Few medical fields are as confusing to the general public as mental and behavioral health. Terms like "shrink" and "therapist" further this confusion as these terms have been used to describe all types of mental health clinicians. In truth, psychiatrists, psychologists, and counselors all have a unique role in the treatment of mental illness. As a result, these fields often work together to provide better results for patients. We will take a brief look at the differences between these 3 professions below:
A psychiatrist is a medical doctor (M.D. or D.O.) that has completed medical school and specializes through 4+ further years in preventing, diagnosing, and treating mental illness. Medical school is a necessary component of becoming a psychiatrist as these physicians monitor the effects of mental illness and medications on the rest of the body. Some physical diseases can hide behind a presentation of mental illness when in fact, they have a medical disease origin.
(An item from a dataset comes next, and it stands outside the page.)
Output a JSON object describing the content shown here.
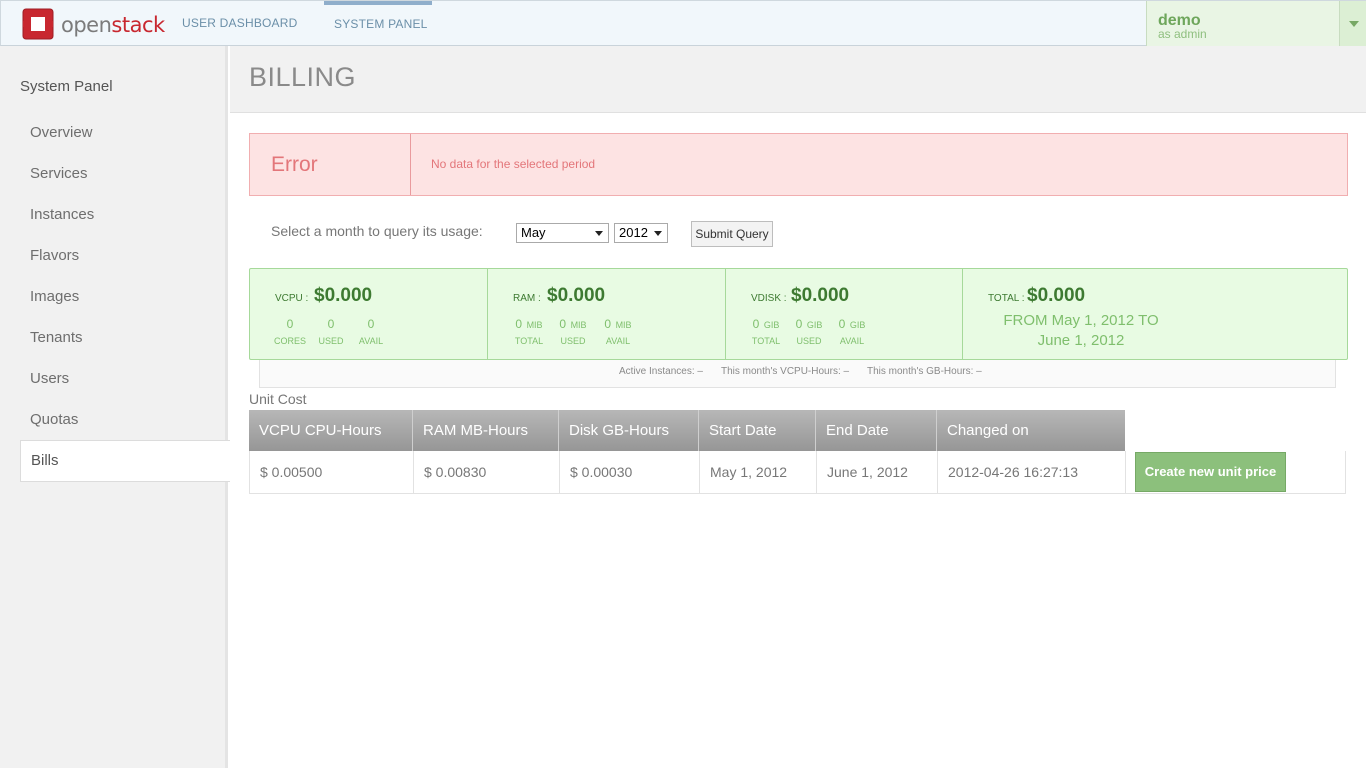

Psychiatrists are licensed to prescribe medications, but some also provide psychotherapy as part of treatment.
A psychologist has a doctoral degree (PhD, PsyD, or EdD) which includes graduate school and an internship that can last 2-3 years to provide further training. While psychologists are also trained to perform psychotherapy, many focus on the administration of psychological and neurological testing to assess for areas of dysfunction. The results of these tests can help psychiatrists and counselors better understand the strengths and limitations of patients as well as help to establish a more precise diagnostic picture.
Licensed Professional Counselors
A licensed professional counselor is a master's level psychotherapist or higher who has completed a bachelors degree and a masters degree in the field. They may provide individual and/or group therapy. Counselors can help use a variety of therapeutic techniques to treat mental illness. In addition to treating mental illness, some counselors help with career development, grief, or help improve dysfunctional family situations.
When you meet with your first mental health expert, be sure to ask questions about how your treatment may improve by utilizing other types of mental health experts. Utilizing a proper combination of professionals may improve your chances of recovery.